— Data about app and page elements —
"""

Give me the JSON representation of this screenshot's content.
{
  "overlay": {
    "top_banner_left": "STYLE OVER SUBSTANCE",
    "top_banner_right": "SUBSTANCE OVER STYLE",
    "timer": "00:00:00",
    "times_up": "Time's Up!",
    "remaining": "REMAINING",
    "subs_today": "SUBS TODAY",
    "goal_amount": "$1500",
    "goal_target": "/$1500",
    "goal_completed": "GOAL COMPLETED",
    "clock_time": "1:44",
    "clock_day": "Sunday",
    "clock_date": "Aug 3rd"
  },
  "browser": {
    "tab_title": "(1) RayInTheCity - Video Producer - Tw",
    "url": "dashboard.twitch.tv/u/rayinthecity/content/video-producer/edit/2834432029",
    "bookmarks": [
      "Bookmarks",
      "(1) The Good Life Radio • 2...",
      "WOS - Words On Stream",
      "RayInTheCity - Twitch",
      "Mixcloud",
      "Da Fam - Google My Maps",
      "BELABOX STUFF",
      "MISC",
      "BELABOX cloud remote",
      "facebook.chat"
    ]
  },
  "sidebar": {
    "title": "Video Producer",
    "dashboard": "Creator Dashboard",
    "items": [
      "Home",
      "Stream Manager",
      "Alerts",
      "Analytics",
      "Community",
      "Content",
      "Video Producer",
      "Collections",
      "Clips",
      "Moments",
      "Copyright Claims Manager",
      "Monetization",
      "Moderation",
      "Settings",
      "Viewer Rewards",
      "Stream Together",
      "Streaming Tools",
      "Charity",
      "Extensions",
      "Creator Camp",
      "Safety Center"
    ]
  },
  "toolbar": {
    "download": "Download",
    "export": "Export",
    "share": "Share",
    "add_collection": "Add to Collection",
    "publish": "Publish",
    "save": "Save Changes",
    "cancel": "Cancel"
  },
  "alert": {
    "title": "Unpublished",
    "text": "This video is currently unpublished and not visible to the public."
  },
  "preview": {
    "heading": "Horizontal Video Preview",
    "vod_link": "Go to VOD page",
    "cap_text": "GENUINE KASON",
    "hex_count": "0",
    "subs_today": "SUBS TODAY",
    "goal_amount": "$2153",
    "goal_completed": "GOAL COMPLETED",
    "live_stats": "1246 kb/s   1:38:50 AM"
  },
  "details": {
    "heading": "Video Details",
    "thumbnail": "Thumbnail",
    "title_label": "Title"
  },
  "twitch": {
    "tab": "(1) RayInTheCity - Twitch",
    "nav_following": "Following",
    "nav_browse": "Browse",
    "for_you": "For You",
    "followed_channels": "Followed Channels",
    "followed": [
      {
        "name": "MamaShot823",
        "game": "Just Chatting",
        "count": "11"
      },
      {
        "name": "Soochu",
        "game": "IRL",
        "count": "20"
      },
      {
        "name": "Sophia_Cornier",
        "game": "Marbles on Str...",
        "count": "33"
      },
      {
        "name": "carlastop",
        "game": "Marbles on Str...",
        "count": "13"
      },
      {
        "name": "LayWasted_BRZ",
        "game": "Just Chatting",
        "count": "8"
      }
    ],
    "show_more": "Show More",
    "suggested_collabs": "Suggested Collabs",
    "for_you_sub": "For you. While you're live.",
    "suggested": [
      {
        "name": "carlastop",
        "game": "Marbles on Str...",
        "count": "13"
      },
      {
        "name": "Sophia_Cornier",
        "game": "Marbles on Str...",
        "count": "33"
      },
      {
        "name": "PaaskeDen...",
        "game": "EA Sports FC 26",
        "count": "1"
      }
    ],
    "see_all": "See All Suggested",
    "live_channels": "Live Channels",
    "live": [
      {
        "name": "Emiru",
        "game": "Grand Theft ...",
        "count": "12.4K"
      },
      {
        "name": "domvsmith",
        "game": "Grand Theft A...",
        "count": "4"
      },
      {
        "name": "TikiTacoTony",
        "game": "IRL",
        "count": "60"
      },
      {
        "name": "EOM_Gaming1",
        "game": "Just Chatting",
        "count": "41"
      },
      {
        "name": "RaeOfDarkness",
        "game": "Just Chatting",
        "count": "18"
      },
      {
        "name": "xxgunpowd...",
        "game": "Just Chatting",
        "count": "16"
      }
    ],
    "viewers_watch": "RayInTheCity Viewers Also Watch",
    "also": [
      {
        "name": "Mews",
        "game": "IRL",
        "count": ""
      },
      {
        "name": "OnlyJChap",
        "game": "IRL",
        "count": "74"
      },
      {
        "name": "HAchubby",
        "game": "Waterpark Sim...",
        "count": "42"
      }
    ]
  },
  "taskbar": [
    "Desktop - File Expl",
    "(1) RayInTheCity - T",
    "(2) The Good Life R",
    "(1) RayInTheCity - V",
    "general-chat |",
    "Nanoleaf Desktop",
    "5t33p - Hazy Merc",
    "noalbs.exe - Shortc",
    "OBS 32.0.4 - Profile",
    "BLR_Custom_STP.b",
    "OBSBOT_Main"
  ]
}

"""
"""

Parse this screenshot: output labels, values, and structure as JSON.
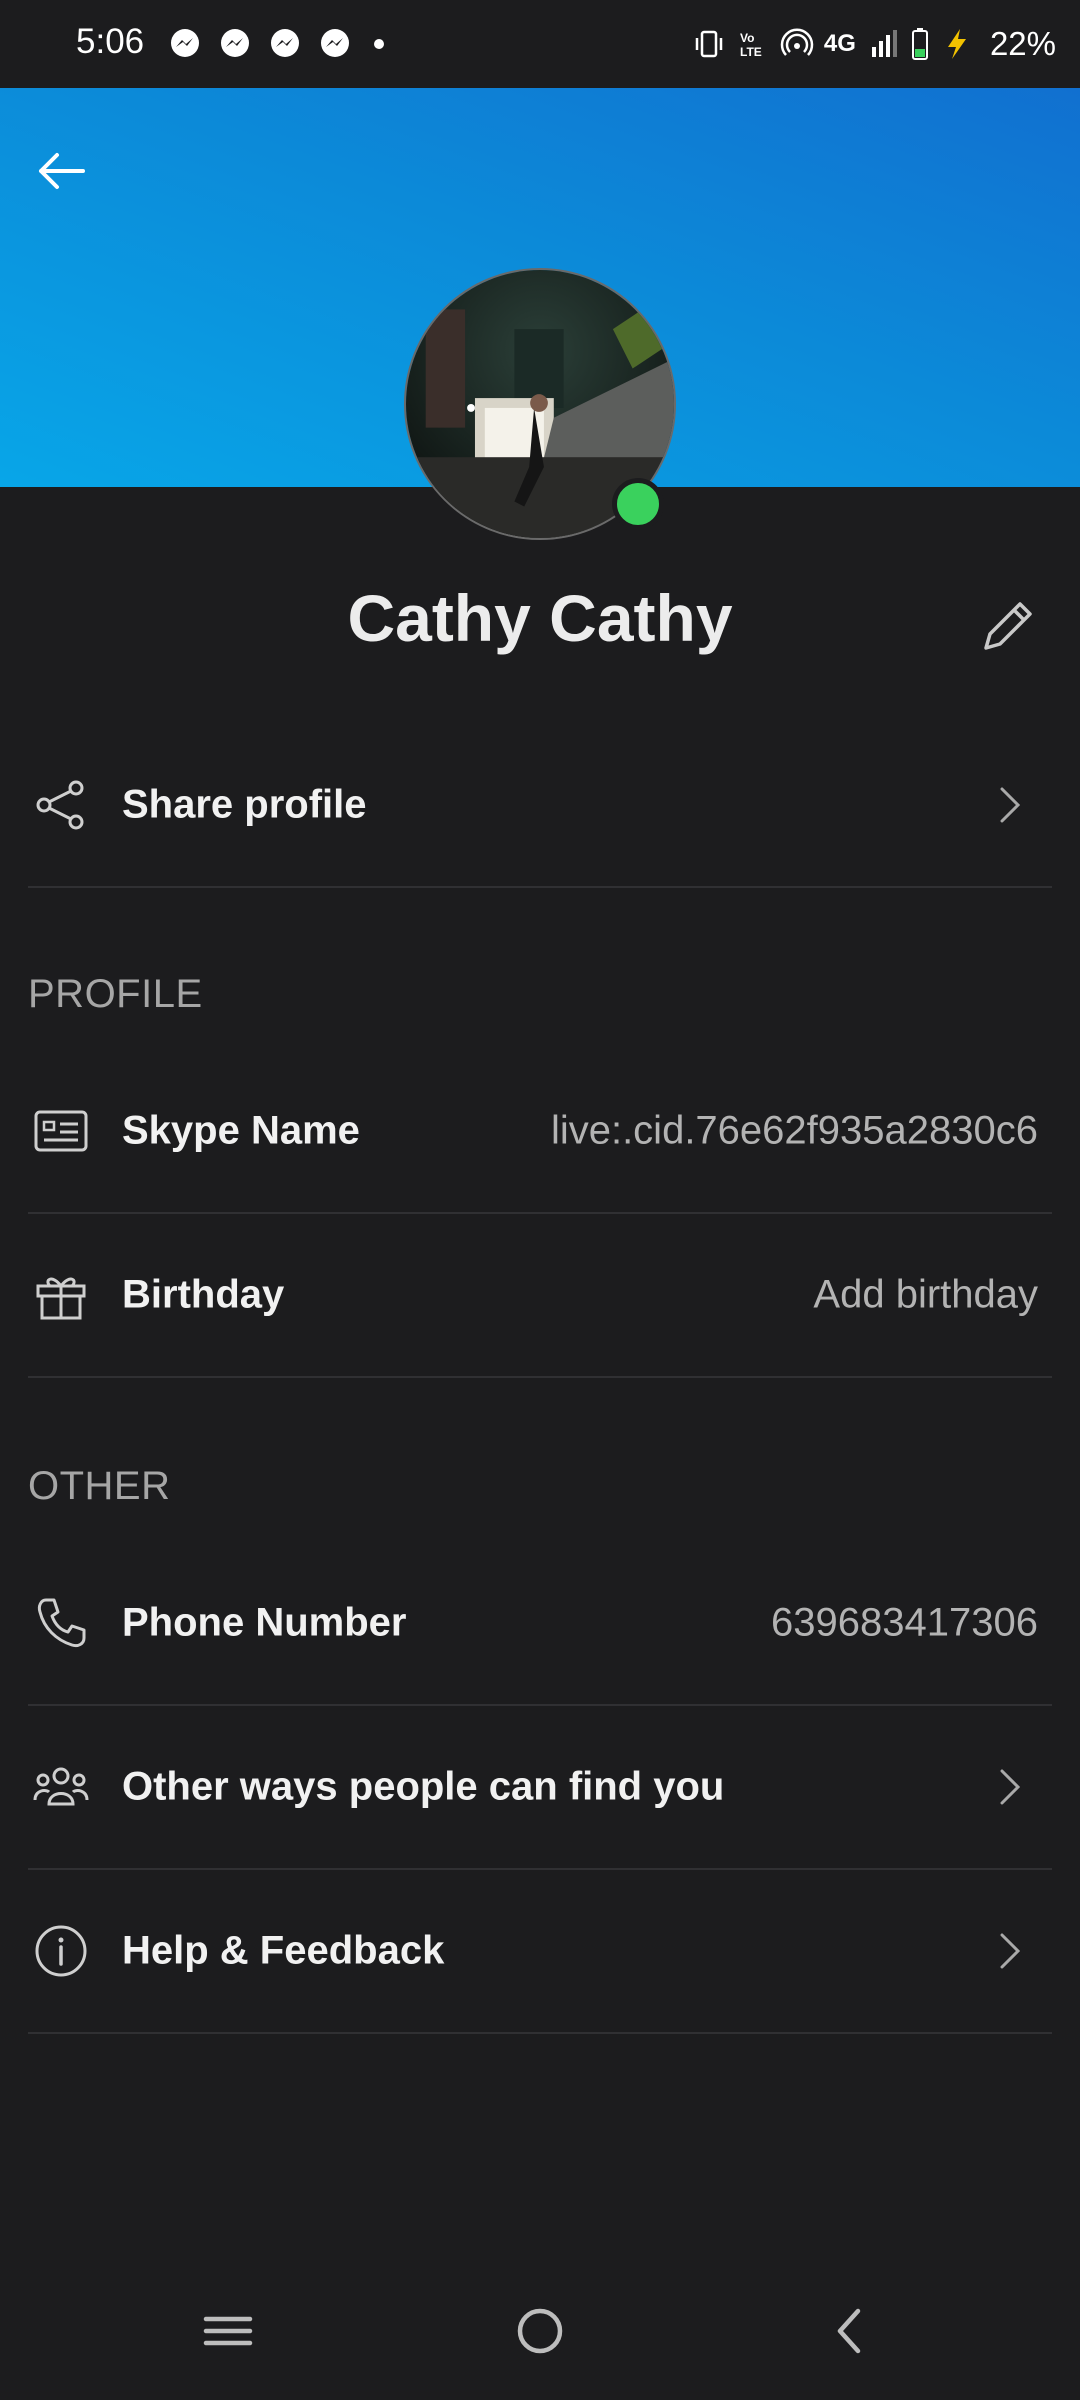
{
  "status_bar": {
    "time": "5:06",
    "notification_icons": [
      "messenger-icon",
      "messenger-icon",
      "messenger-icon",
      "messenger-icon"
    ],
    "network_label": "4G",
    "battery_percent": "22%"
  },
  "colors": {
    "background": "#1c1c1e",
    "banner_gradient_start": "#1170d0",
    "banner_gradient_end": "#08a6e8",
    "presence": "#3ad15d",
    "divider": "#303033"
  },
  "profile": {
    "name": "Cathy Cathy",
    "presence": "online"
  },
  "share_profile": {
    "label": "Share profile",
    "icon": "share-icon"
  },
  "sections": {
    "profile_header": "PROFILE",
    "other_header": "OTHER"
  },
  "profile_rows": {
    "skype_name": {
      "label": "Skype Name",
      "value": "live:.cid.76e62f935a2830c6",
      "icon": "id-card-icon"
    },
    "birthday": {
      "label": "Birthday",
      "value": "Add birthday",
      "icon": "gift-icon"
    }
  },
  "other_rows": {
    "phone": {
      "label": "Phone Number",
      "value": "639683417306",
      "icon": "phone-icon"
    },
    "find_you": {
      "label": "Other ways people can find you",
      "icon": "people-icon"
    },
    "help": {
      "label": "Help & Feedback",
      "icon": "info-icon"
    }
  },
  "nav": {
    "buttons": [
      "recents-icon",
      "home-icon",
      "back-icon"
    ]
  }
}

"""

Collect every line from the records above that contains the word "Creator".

— TASK ANSWER —
    "dashboard": "Creator Dashboard",
      "Creator Camp",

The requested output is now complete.